male. From 1882 until the early 1950s, reports show, 4,739 people died
at the hands of lynch mobs; the actual number may approach 6,000. The
state that ranks first in lynchingsMississippi, with 581 deaths,
of which 539 were blackis also a symbol of everything benighted
and impoverished in American life.
Southern historians often speak of a rape-lynch syndrome,
since the most popular rhetorical justification for such murders was the
rape or attempted rape of white women. This excuse, however, did not hold
up under scrutiny, as a courageous black journalist, Ida B. Wells, discovered
in the 1890s. Black lynch victims were accused of rape or attempted rape
only about one-third of the time. The most prevalent accusation was
murder or attempted murder, followed by a list of infractions that included
verbal and physical aggression, spirited business competition and independence
of mind. But the association of lynching with rape persists, and even
today to mention lynching is to sound the themes of race and sex. Its
three emblematic figures are the white woman (the rape victim),
the black man (the lynch victim) and the white man (the avenger
of the white woman and the black man's murderer). This drama has
been playing in American popular culture since the late nineteenth century
and is encapsulated most neatly in D.W. Griffiths 1915 film, The
Birth of a Nation.
Just as the rape-lynch scenario lives on in the minds
of Americans (vide Willie Horton), so a countertradition
of disbelieving that scenario also exists among blacks and well-intentioned
whites. Clarence Thomas drew cynically on this countertradition. Casting
himself as the black lynch victim was a move that made him the undeserving
beneficiary of guilt over our bloody past. But what of the invisible figure
in this tableau? It is not by accident that in both the rape-lynch
set piece and in Thomass recitation, one figure in Southern society
is missing: the black woman.
The black womans part in the drama (as opposed
to the actual history) is usually ignored. Clarence Thomas's little
play of a conspiracy of white liberals against his brave, black self caused
Anita Hill to vanish completely. Neither prostitute nor welfare mother,
Hill, an educated black woman, is hard to fit into clichés of race.
As the emblematic woman is white and the emblematic black is male, black
women generally are not as easy to cast symbolically. Consider the forgotten
figure of Bessie, the first murder victim of Bigger Thomas in Richard
Wrights novel Native Son, which we recall only as the story
of a racial crime with a white woman as victim. Consider the nameless

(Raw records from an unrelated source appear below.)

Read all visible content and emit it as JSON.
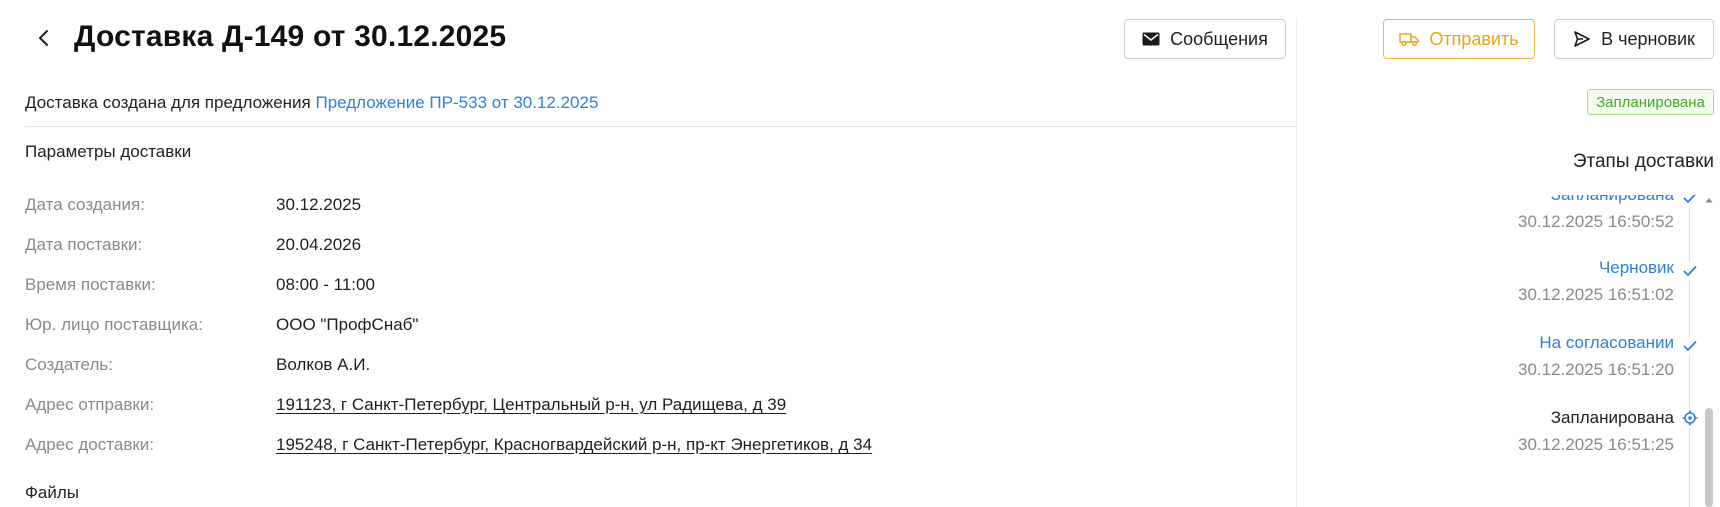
{
  "header": {
    "title": "Доставка Д-149 от 30.12.2025",
    "messages_label": "Сообщения",
    "send_label": "Отправить",
    "draft_label": "В черновик"
  },
  "created_info": {
    "prefix": "Доставка создана для предложения",
    "link": "Предложение ПР-533 от 30.12.2025"
  },
  "params": {
    "title": "Параметры доставки",
    "rows": [
      {
        "label": "Дата создания:",
        "value": "30.12.2025"
      },
      {
        "label": "Дата поставки:",
        "value": "20.04.2026"
      },
      {
        "label": "Время поставки:",
        "value": "08:00 - 11:00"
      },
      {
        "label": "Юр. лицо поставщика:",
        "value": "ООО \"ПрофСнаб\""
      },
      {
        "label": "Создатель:",
        "value": "Волков А.И."
      },
      {
        "label": "Адрес отправки:",
        "value": "191123, г Санкт-Петербург, Центральный р-н, ул Радищева, д 39"
      },
      {
        "label": "Адрес доставки:",
        "value": "195248, г Санкт-Петербург, Красногвардейский р-н, пр-кт Энергетиков, д 34"
      }
    ]
  },
  "files": {
    "title": "Файлы"
  },
  "status": {
    "badge": "Запланирована"
  },
  "stages": {
    "title": "Этапы доставки",
    "items": [
      {
        "name": "Запланирована",
        "time": "30.12.2025 16:50:52",
        "state": "done"
      },
      {
        "name": "Черновик",
        "time": "30.12.2025 16:51:02",
        "state": "done"
      },
      {
        "name": "На согласовании",
        "time": "30.12.2025 16:51:20",
        "state": "done"
      },
      {
        "name": "Запланирована",
        "time": "30.12.2025 16:51:25",
        "state": "current"
      }
    ]
  },
  "colors": {
    "link": "#2f7fe0",
    "accent_orange": "#f0a020",
    "status_green": "#48a928"
  },
  "icons": {
    "back": "chevron-left-icon",
    "messages": "envelope-icon",
    "send": "truck-icon",
    "draft": "paper-plane-icon",
    "stage_done": "check-icon",
    "stage_current": "target-icon"
  }
}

black women Eldridge Cleaver, who wrote Soul on Ice, raped for
practice before attacking white women and ending up in prison. Just as

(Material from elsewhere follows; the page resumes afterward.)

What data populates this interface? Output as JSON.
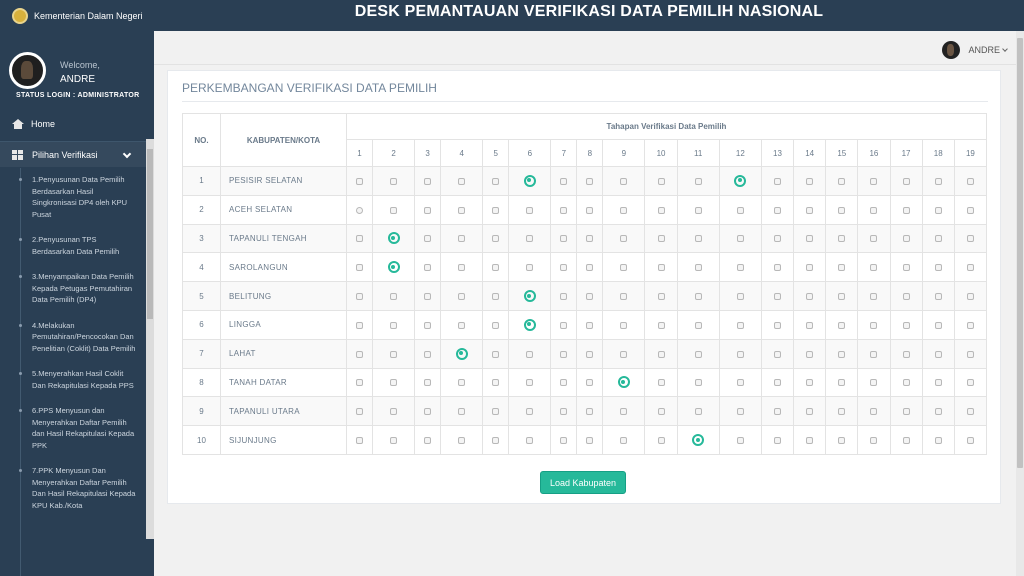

there is an overlooked drama of victimized black women, there exists an
actual, neglected history.
Sexual violence against black women has outlasted slavery

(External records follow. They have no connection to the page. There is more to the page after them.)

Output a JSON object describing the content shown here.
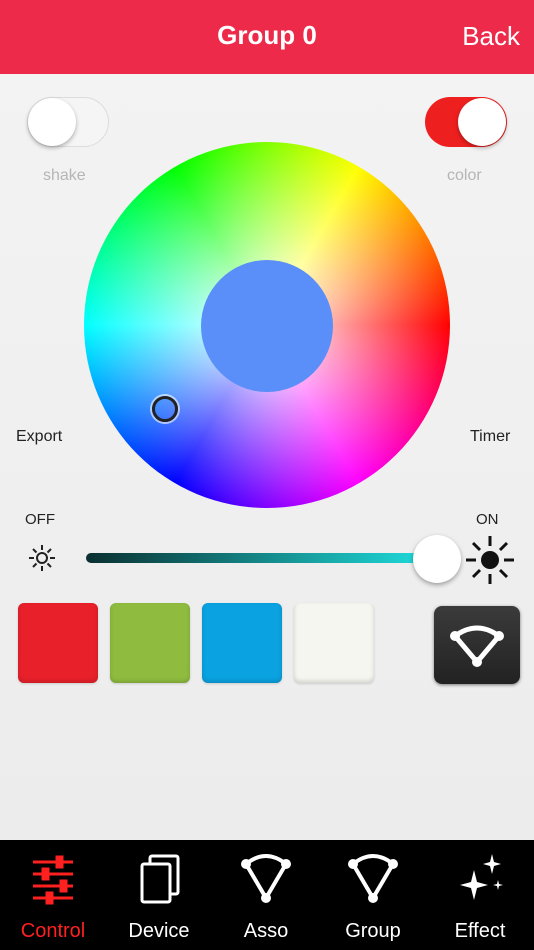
{
  "header": {
    "title": "Group 0",
    "back_label": "Back",
    "background": "#ee2a4a"
  },
  "toggles": {
    "shake": {
      "label": "shake",
      "state": "off"
    },
    "color": {
      "label": "color",
      "state": "on",
      "color": "#ee1f1f"
    }
  },
  "side_labels": {
    "left": "Export",
    "right": "Timer"
  },
  "color_wheel": {
    "selected_color": "#5a8ef8"
  },
  "brightness": {
    "off_label": "OFF",
    "on_label": "ON",
    "value_percent": 100
  },
  "presets": [
    {
      "color": "#e8202a",
      "icon": "red-swatch"
    },
    {
      "color": "#8fbc3f",
      "icon": "green-swatch"
    },
    {
      "color": "#0aa2e0",
      "icon": "blue-swatch"
    },
    {
      "color": "#f6f6f0",
      "icon": "white-swatch"
    }
  ],
  "mode_button": {
    "icon": "triangle-nodes-icon"
  },
  "tabbar": {
    "active": "Control",
    "items": [
      {
        "label": "Control",
        "icon": "sliders-icon"
      },
      {
        "label": "Device",
        "icon": "cards-icon"
      },
      {
        "label": "Asso",
        "icon": "triangle-nodes-icon"
      },
      {
        "label": "Group",
        "icon": "triangle-nodes-icon"
      },
      {
        "label": "Effect",
        "icon": "sparkles-icon"
      }
    ]
  }
}
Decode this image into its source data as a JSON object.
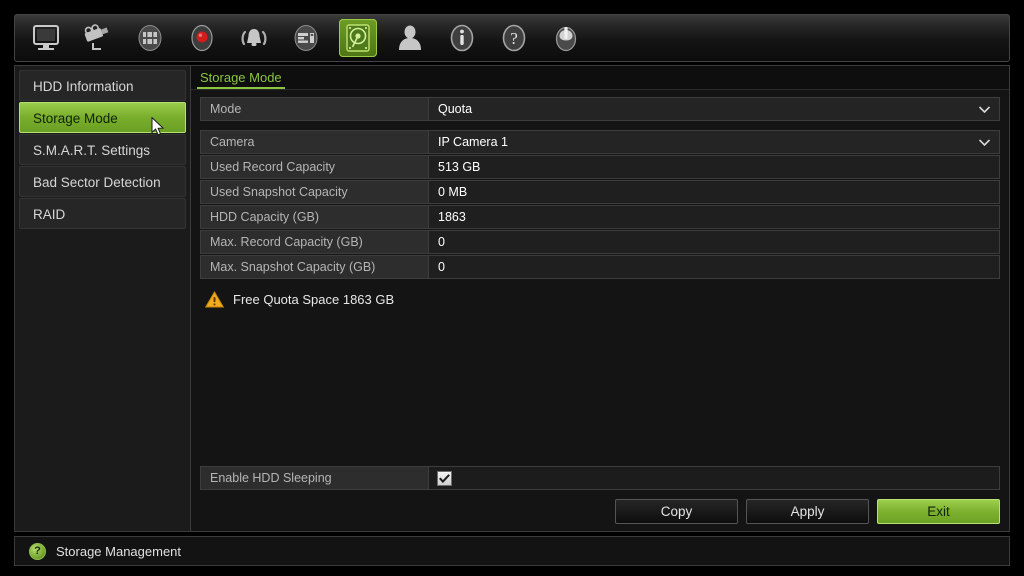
{
  "toolbar": {
    "items": [
      {
        "name": "monitor-icon",
        "label": "Live View"
      },
      {
        "name": "camera-icon",
        "label": "Camera"
      },
      {
        "name": "network-icon",
        "label": "Network"
      },
      {
        "name": "record-icon",
        "label": "Record"
      },
      {
        "name": "alarm-icon",
        "label": "Alarm"
      },
      {
        "name": "device-icon",
        "label": "Device"
      },
      {
        "name": "hdd-icon",
        "label": "HDD",
        "active": true
      },
      {
        "name": "user-icon",
        "label": "User"
      },
      {
        "name": "info-icon",
        "label": "Information"
      },
      {
        "name": "help-icon",
        "label": "Help"
      },
      {
        "name": "power-icon",
        "label": "Shutdown"
      }
    ]
  },
  "sidebar": {
    "items": [
      {
        "label": "HDD Information",
        "selected": false
      },
      {
        "label": "Storage Mode",
        "selected": true
      },
      {
        "label": "S.M.A.R.T. Settings",
        "selected": false
      },
      {
        "label": "Bad Sector Detection",
        "selected": false
      },
      {
        "label": "RAID",
        "selected": false
      }
    ]
  },
  "main": {
    "tab_label": "Storage Mode",
    "mode_row": {
      "label": "Mode",
      "value": "Quota"
    },
    "camera_row": {
      "label": "Camera",
      "value": "IP Camera 1"
    },
    "rows": [
      {
        "label": "Used Record Capacity",
        "value": "513 GB"
      },
      {
        "label": "Used Snapshot Capacity",
        "value": "0 MB"
      },
      {
        "label": "HDD Capacity (GB)",
        "value": "1863"
      },
      {
        "label": "Max. Record Capacity (GB)",
        "value": "0"
      },
      {
        "label": "Max. Snapshot Capacity (GB)",
        "value": "0"
      }
    ],
    "warning_text": "Free Quota Space 1863 GB",
    "sleep_label": "Enable HDD Sleeping",
    "sleep_checked": true
  },
  "buttons": {
    "copy": "Copy",
    "apply": "Apply",
    "exit": "Exit"
  },
  "statusbar": {
    "help_glyph": "?",
    "text": "Storage Management"
  },
  "colors": {
    "accent_green": "#8cc63f",
    "warning_amber": "#f0a818",
    "panel_bg": "#141414",
    "label_bg": "#2d2d2d"
  }
}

and segregation. Since the seventeenth century, black women have been
triply vulnerable to rape and other kinds of violence: as members
of a stigmatized race, as the subordinate sex and as people who work for
others. Even though the testimony is abundant and available in two centuries
worth of black womens autobiographies and novels, black women's
condition barely enters the drama of race. Why not? The reasons abound,
but I will mention only three: First, as women, black women are discounted
within their race, as witnessed by such cultural productions as mens
rap. Second, as blacks, black women are hesitant to speak up loudly, lest
they endanger racial unity, for issues of gender are deeply divisive.
Third, and most important, race is less salient, as sexual violence against
black women indicts black as well as white men.
When a black woman accuses a black man of sexual harassment,
there is no racial angle. But the racial angle was absolutely necessary
in order to obscure the case and preserve Thomass nomination. Cognizant
of Americans susceptibilities, conservative Republicans once again
staged a drama of racial stereotype. This time black as well as white
Americans seem to have believed their little show.
Nell Irvin Painter, Edwards Professor
of American History at Princeton University, is writing a biography of
Nell Irvin Painter, The Nation, 11 November 1991,
Vol. 253, Issue 16, p. 577. Reproduced with permission of The Nation.
Return to top Return to Articles